When Pope Benedict XVI announced in his first sermon that he has a “primary commitment to work without sparing energies for the reconstitution of the full and visible unity of all the followers of Christ,” many expressed surprise. The leading newspaper in his old diocese, the Munich Süddeutsche Zeitung, ran a headline on its Web site that asked: “Is this the old Ratzinger?”
The pope’s ecumenical commitment did not suddenly appear with his election, however. The Lutheran–Roman Catholic Joint Declaration on the Doctrine of Justification (JDDJ) would probably never have been signed without Cardinal Ratzinger’s personal initiative. After Rome’s ambiguous June 1998 response to the JDDJ, a joint signing ceremony appeared impossible. As Rome and the Lutheran World Federation sought a way forward, Ratzinger met with an old friend from his days as archbishop in Munich, Johannes Hanselmann, the former bishop of the Bavarian Lutheran Church and former president of the LWF. Together the two theologians produced the first draft of an “Annex” to the JDDJ that helped Rome to affirm it without qualification.
If we are to grasp the meaning of Benedict’s statement of ecumenical commitment, we need to see how it is of a piece with his total view of the church and the papacy, a view rooted in the Second Vatican Council. While the new pope has certainly changed his mind on some topics during his long career as a theologian, what is more important are the continuities that link Professor Ratzinger of the Second Vatican Council to Cardinal Ratzinger of the Congregation for the Doctrine of the Faith—and both, one might presume, to Pope Benedict.
At Vatican II Ratzinger shared more with theologians such as Yves Congar and Henri de Lubac, who wished through a return to scripture and the fathers to enrich a Catholic faith that too often had been reduced to handbook scholasticism, than he did with those theologians primarily concerned to bring the church up-to-date. In his Memoirs, Ratzinger states that he sensed from the beginning that he and Karl Rahner, although they shared some concerns, “lived theologically on two different planets.”
As he has argued with some sharpness, Benedict does not understand Vatican II as a stage on the way to something else, a foretaste of a Vatican III that will really reform the church. The council is not “a point of departure” but “a base on which to build solidly.” He sees in the council’s text a unified theological vision, to be interpreted in continuity with the Council of Trent and Vatican I. Not all agree with Benedict’s reading of Vatican II, but his commitment to what he understands to be the legacy of the council is beyond doubt.
The way Vatican II has been ecumenically appropriated by the new pope can be seen in his 1992 letter on the church as communion, Communionis notio. On the one hand, he offers an unambiguous affirmation of Vatican II’s assertion that the bishop of Rome is “the perpetual and visible principle and foundation” of the unity of the bishops and the faithful throughout the world. Lack of communion with the bishop of Rome wounds the Orthodox churches and, even more, the “ecclesial communities” of the West. On the other hand, he states (again echoing Vatican II) that the division also wounds the Catholic Church “in that it hinders the complete fulfillment of her universality in history.”

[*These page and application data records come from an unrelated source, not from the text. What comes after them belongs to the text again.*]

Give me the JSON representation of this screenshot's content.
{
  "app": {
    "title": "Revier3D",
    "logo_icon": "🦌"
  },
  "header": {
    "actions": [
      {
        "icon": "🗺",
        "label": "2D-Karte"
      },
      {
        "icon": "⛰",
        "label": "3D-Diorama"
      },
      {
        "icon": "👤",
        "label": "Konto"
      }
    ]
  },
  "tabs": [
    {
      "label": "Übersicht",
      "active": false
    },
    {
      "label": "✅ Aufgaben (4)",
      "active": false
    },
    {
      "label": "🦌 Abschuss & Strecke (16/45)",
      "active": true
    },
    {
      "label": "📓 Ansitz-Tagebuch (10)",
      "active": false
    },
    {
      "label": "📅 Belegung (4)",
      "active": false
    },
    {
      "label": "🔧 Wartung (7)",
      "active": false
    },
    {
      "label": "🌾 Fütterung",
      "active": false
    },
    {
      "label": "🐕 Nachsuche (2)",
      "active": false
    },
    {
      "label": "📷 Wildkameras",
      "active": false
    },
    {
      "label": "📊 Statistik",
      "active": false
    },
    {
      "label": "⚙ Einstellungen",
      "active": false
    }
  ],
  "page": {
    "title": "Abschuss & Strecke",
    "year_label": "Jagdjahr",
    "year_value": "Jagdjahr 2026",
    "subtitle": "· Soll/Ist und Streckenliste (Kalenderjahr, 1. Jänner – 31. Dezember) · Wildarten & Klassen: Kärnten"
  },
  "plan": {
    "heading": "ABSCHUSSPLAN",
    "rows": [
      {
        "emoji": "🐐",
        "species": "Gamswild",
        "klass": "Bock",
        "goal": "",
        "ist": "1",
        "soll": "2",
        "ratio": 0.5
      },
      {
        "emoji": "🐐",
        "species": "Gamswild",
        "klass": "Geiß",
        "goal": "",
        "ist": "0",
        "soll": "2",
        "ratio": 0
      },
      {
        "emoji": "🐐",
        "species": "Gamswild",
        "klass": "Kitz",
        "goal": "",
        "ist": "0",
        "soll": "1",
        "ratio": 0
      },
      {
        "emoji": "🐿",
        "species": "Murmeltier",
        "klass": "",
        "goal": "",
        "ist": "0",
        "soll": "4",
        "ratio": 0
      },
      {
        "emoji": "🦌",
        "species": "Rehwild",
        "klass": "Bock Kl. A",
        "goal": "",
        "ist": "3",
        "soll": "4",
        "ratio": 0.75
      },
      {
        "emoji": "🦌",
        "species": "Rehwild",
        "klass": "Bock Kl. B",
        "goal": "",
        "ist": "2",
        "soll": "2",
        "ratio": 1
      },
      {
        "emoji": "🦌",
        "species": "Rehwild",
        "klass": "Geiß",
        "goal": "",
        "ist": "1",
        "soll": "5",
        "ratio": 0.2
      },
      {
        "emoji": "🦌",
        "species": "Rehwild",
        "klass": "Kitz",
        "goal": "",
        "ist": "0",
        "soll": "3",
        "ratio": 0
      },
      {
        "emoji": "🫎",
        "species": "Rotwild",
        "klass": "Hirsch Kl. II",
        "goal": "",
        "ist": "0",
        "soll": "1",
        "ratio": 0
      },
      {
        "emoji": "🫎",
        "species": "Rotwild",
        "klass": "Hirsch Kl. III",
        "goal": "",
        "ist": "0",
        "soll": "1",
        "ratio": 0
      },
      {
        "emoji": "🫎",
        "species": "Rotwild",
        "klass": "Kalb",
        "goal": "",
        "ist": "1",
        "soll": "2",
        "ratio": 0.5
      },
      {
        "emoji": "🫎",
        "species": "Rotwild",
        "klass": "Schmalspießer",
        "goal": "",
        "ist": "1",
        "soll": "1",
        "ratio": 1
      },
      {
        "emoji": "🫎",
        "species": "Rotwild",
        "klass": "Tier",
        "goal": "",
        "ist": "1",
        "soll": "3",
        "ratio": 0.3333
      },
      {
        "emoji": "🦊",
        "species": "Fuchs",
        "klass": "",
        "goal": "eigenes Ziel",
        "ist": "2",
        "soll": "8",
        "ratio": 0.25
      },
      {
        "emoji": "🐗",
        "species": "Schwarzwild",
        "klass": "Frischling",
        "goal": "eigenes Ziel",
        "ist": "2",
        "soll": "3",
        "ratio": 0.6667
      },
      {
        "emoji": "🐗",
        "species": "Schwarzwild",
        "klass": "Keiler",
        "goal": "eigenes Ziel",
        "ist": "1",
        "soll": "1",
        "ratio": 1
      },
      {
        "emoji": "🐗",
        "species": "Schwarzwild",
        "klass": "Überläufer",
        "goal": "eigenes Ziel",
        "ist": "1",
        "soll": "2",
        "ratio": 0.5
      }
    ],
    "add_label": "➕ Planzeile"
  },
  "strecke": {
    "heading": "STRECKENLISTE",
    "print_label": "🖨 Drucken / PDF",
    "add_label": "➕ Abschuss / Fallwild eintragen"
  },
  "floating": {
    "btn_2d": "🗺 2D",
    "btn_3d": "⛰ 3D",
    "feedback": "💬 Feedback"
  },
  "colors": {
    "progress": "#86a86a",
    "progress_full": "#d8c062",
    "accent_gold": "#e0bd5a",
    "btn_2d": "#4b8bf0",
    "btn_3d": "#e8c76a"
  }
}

In light of the close connection between universality and catholicity, this remark is striking. There was for Cardinal Ratzinger and there will certainly be for Pope Benedict no doubt that the church of Christ is found in its fullness uniquely in the Catholic Church; division cannot alter that fact. But division does wound the Catholic Church in its universal mission. Paradoxically, precisely the mission of the bishop of Rome to be a universal pastor, an essential bond within the communion of the church—a view many see as an ecumenical obstacle—implies that the pope must have a “primary commitment” to ecumenism.
What should we expect ecumenically from Benedict? We can safely say that doctrine will remain central. The unity of the church is founded on a common faith, and common faith requires shared doctrinal commitments. There will be no glossing over differences. His ecumenical goal will not be a “reconciled diversity” that is simply peaceful coexistence. Only a unity so visible as to be unmistakable can be the true goal. In other words, we should expect an ecumenism much like that laid out in Ut unum sint, John Paul II’s encyclical on ecumenism: vigorous, open to being flexible on nonessentials, and unyielding on what are understood to be matters of the faith itself.
More uncertain than Benedict’s ecumenism is how it will be received. The pope will not offer an easy ecumenism, but it might be a realistic ecumenism. Perhaps the central question will be whether Benedict can come to be seen, as John Paul was, as a leader whose following spans the various denominational divides. Will Protestants who are committed to a traditional outlook similar to Benedict’s come to see him as their own advocate?
In his sermon the day after his election, Benedict stated that ecumenism requires more than “good sentiments.” It requires “concrete gestures that penetrate spirits and move consciences.” Just what gestures will be forthcoming cannot be predicted, but one can guess that they will be significant.